* **EXERCISE BRIEF**
In the records below, some lines contain the word "Miniport". Copy each of them.

[Opening INPUT MATERIAL section]

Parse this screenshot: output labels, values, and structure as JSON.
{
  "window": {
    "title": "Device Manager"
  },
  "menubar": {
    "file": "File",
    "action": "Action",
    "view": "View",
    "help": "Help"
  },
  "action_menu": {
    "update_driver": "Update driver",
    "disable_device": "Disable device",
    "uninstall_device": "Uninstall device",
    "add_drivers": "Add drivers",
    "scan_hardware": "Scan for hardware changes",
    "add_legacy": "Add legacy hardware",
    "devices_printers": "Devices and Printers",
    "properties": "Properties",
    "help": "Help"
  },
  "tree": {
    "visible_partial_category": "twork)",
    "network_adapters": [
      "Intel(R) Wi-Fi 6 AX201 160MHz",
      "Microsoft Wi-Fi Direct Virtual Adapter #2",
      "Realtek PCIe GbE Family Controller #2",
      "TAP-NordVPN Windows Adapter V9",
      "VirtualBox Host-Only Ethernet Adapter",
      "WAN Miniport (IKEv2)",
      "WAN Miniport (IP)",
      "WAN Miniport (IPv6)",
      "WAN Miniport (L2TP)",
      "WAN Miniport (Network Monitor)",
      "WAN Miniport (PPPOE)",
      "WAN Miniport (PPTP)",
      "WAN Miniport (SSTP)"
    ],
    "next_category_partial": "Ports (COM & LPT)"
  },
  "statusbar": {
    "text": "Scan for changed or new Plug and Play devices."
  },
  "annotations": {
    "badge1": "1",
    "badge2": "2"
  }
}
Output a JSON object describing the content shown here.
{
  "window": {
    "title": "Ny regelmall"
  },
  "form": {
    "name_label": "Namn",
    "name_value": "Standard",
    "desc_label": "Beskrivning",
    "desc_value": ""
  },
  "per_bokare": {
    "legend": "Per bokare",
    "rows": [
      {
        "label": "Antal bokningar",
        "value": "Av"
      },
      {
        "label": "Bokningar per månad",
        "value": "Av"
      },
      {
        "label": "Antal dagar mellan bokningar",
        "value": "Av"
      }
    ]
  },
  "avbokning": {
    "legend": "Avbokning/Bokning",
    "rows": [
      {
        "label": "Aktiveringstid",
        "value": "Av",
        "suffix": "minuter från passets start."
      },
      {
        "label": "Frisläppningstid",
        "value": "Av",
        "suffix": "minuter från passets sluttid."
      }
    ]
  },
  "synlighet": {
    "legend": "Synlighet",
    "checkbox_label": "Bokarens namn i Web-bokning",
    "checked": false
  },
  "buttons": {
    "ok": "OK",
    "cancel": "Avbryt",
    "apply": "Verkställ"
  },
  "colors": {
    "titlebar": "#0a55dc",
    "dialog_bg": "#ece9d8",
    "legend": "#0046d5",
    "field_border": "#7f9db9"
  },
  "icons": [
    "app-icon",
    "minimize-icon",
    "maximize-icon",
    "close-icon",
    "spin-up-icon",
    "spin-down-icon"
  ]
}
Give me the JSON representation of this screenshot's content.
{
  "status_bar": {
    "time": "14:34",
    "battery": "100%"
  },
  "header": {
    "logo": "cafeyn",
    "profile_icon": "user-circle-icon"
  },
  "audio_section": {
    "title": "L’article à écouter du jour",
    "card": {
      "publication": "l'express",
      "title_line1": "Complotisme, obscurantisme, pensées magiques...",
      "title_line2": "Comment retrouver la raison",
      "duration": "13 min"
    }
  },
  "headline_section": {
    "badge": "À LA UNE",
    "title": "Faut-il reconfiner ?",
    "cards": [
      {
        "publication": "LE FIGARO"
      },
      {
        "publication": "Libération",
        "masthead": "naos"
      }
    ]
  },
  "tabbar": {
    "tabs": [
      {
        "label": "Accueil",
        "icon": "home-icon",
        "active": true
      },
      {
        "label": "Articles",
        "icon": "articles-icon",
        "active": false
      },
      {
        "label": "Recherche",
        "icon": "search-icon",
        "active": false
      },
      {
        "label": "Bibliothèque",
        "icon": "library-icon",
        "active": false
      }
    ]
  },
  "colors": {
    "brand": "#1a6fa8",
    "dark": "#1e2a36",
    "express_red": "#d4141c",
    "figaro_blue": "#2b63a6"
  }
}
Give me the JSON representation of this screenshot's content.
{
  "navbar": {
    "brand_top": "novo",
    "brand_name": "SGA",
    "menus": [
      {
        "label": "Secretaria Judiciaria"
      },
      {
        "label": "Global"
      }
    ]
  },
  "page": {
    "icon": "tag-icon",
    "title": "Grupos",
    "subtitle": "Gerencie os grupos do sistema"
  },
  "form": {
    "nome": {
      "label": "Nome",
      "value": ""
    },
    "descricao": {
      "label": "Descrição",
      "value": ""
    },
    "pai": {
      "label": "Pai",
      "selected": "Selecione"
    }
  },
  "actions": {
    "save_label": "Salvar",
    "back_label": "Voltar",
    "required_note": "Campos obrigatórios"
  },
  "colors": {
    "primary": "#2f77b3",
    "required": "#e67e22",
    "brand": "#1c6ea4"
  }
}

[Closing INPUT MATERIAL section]

* **WRITTEN SOLUTION**
      "WAN Miniport (IKEv2)",
      "WAN Miniport (IP)",
      "WAN Miniport (IPv6)",
      "WAN Miniport (L2TP)",
      "WAN Miniport (Network Monitor)",
      "WAN Miniport (PPPOE)",
      "WAN Miniport (PPTP)",
      "WAN Miniport (SSTP)"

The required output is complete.